Material for this task |
◇ ◇ ◇ ◇ ◇ ◇ ◇

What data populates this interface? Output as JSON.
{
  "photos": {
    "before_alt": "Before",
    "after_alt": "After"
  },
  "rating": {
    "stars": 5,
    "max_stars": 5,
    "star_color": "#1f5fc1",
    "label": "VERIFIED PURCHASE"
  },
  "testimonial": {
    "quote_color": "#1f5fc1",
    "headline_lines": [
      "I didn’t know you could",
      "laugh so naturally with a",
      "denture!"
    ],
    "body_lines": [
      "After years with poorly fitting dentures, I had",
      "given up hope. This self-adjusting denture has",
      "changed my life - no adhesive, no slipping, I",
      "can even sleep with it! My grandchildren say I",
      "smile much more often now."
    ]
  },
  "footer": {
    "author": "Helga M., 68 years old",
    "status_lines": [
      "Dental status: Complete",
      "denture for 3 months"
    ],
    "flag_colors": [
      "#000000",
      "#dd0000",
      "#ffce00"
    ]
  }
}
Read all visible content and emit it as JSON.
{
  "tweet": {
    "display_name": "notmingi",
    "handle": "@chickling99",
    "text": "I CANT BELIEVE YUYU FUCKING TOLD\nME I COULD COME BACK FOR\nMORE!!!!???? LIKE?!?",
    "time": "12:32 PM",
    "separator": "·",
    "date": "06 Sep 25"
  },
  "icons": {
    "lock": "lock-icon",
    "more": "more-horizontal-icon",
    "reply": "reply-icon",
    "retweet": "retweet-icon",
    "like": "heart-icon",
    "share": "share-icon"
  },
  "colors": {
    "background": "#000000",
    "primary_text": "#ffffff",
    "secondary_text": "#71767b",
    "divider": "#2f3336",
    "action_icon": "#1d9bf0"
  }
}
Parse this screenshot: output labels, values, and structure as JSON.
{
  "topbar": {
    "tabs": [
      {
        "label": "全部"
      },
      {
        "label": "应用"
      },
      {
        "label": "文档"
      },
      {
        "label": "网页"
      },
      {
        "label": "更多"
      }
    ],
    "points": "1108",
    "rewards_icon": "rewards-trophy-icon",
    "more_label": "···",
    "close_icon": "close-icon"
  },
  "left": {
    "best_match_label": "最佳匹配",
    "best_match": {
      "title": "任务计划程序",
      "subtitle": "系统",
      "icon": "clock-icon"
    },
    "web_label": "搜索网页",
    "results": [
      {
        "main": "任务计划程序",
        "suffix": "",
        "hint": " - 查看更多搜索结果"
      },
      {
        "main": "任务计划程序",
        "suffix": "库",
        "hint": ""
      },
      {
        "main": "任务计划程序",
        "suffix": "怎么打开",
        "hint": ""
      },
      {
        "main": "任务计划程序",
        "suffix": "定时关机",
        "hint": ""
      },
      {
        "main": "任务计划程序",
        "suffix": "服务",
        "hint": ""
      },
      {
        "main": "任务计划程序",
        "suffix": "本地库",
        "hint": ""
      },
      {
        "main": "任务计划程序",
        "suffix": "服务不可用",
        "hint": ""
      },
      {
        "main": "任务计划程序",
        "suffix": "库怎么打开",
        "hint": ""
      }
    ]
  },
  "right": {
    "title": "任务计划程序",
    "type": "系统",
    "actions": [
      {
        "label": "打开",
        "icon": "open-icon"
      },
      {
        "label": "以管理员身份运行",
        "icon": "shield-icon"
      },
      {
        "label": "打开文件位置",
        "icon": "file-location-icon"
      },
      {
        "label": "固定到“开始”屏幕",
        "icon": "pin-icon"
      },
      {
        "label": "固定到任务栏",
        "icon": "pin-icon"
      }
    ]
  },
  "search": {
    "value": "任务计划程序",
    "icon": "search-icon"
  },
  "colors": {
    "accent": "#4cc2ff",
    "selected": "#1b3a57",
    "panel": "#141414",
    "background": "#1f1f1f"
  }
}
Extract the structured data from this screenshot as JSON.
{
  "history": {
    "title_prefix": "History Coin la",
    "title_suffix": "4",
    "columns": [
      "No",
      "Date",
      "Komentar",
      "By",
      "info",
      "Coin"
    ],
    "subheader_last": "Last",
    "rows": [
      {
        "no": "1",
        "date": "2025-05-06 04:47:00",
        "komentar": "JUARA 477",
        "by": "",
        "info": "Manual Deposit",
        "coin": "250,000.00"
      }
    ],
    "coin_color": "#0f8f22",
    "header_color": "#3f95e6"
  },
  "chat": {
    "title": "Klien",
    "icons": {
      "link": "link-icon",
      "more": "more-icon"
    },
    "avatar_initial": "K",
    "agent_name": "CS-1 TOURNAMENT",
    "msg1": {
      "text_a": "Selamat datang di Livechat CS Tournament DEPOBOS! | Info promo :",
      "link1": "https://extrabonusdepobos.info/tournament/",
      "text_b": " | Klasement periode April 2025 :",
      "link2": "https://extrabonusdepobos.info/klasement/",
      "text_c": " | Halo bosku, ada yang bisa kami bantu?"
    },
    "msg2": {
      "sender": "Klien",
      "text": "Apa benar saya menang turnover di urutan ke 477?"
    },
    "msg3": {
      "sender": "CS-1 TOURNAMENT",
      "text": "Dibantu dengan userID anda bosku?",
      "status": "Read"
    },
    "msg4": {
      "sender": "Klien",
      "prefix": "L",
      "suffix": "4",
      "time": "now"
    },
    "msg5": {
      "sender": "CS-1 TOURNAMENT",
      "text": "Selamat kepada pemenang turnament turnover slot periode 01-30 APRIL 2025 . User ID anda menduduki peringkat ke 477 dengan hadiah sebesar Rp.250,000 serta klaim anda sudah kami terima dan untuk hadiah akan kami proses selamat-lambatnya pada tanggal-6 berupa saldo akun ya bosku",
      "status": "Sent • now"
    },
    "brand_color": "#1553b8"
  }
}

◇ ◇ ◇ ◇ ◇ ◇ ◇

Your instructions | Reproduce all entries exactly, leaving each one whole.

Exercise output |
What data populates this interface? Output as JSON.
{
  "photos": {
    "before_alt": "Before",
    "after_alt": "After"
  },
  "rating": {
    "stars": 5,
    "max_stars": 5,
    "star_color": "#1f5fc1",
    "label": "VERIFIED PURCHASE"
  },
  "testimonial": {
    "quote_color": "#1f5fc1",
    "headline_lines": [
      "I didn’t know you could",
      "laugh so naturally with a",
      "denture!"
    ],
    "body_lines": [
      "After years with poorly fitting dentures, I had",
      "given up hope. This self-adjusting denture has",
      "changed my life - no adhesive, no slipping, I",
      "can even sleep with it! My grandchildren say I",
      "smile much more often now."
    ]
  },
  "footer": {
    "author": "Helga M., 68 years old",
    "status_lines": [
      "Dental status: Complete",
      "denture for 3 months"
    ],
    "flag_colors": [
      "#000000",
      "#dd0000",
      "#ffce00"
    ]
  }
}
Read all visible content and emit it as JSON.
{
  "tweet": {
    "display_name": "notmingi",
    "handle": "@chickling99",
    "text": "I CANT BELIEVE YUYU FUCKING TOLD\nME I COULD COME BACK FOR\nMORE!!!!???? LIKE?!?",
    "time": "12:32 PM",
    "separator": "·",
    "date": "06 Sep 25"
  },
  "icons": {
    "lock": "lock-icon",
    "more": "more-horizontal-icon",
    "reply": "reply-icon",
    "retweet": "retweet-icon",
    "like": "heart-icon",
    "share": "share-icon"
  },
  "colors": {
    "background": "#000000",
    "primary_text": "#ffffff",
    "secondary_text": "#71767b",
    "divider": "#2f3336",
    "action_icon": "#1d9bf0"
  }
}
Parse this screenshot: output labels, values, and structure as JSON.
{
  "topbar": {
    "tabs": [
      {
        "label": "全部"
      },
      {
        "label": "应用"
      },
      {
        "label": "文档"
      },
      {
        "label": "网页"
      },
      {
        "label": "更多"
      }
    ],
    "points": "1108",
    "rewards_icon": "rewards-trophy-icon",
    "more_label": "···",
    "close_icon": "close-icon"
  },
  "left": {
    "best_match_label": "最佳匹配",
    "best_match": {
      "title": "任务计划程序",
      "subtitle": "系统",
      "icon": "clock-icon"
    },
    "web_label": "搜索网页",
    "results": [
      {
        "main": "任务计划程序",
        "suffix": "",
        "hint": " - 查看更多搜索结果"
      },
      {
        "main": "任务计划程序",
        "suffix": "库",
        "hint": ""
      },
      {
        "main": "任务计划程序",
        "suffix": "怎么打开",
        "hint": ""
      },
      {
        "main": "任务计划程序",
        "suffix": "定时关机",
        "hint": ""
      },
      {
        "main": "任务计划程序",
        "suffix": "服务",
        "hint": ""
      },
      {
        "main": "任务计划程序",
        "suffix": "本地库",
        "hint": ""
      },
      {
        "main": "任务计划程序",
        "suffix": "服务不可用",
        "hint": ""
      },
      {
        "main": "任务计划程序",
        "suffix": "库怎么打开",
        "hint": ""
      }
    ]
  },
  "right": {
    "title": "任务计划程序",
    "type": "系统",
    "actions": [
      {
        "label": "打开",
        "icon": "open-icon"
      },
      {
        "label": "以管理员身份运行",
        "icon": "shield-icon"
      },
      {
        "label": "打开文件位置",
        "icon": "file-location-icon"
      },
      {
        "label": "固定到“开始”屏幕",
        "icon": "pin-icon"
      },
      {
        "label": "固定到任务栏",
        "icon": "pin-icon"
      }
    ]
  },
  "search": {
    "value": "任务计划程序",
    "icon": "search-icon"
  },
  "colors": {
    "accent": "#4cc2ff",
    "selected": "#1b3a57",
    "panel": "#141414",
    "background": "#1f1f1f"
  }
}
Extract the structured data from this screenshot as JSON.
{
  "history": {
    "title_prefix": "History Coin la",
    "title_suffix": "4",
    "columns": [
      "No",
      "Date",
      "Komentar",
      "By",
      "info",
      "Coin"
    ],
    "subheader_last": "Last",
    "rows": [
      {
        "no": "1",
        "date": "2025-05-06 04:47:00",
        "komentar": "JUARA 477",
        "by": "",
        "info": "Manual Deposit",
        "coin": "250,000.00"
      }
    ],
    "coin_color": "#0f8f22",
    "header_color": "#3f95e6"
  },
  "chat": {
    "title": "Klien",
    "icons": {
      "link": "link-icon",
      "more": "more-icon"
    },
    "avatar_initial": "K",
    "agent_name": "CS-1 TOURNAMENT",
    "msg1": {
      "text_a": "Selamat datang di Livechat CS Tournament DEPOBOS! | Info promo :",
      "link1": "https://extrabonusdepobos.info/tournament/",
      "text_b": " | Klasement periode April 2025 :",
      "link2": "https://extrabonusdepobos.info/klasement/",
      "text_c": " | Halo bosku, ada yang bisa kami bantu?"
    },
    "msg2": {
      "sender": "Klien",
      "text": "Apa benar saya menang turnover di urutan ke 477?"
    },
    "msg3": {
      "sender": "CS-1 TOURNAMENT",
      "text": "Dibantu dengan userID anda bosku?",
      "status": "Read"
    },
    "msg4": {
      "sender": "Klien",
      "prefix": "L",
      "suffix": "4",
      "time": "now"
    },
    "msg5": {
      "sender": "CS-1 TOURNAMENT",
      "text": "Selamat kepada pemenang turnament turnover slot periode 01-30 APRIL 2025 . User ID anda menduduki peringkat ke 477 dengan hadiah sebesar Rp.250,000 serta klaim anda sudah kami terima dan untuk hadiah akan kami proses selamat-lambatnya pada tanggal-6 berupa saldo akun ya bosku",
      "status": "Sent • now"
    },
    "brand_color": "#1553b8"
  }
}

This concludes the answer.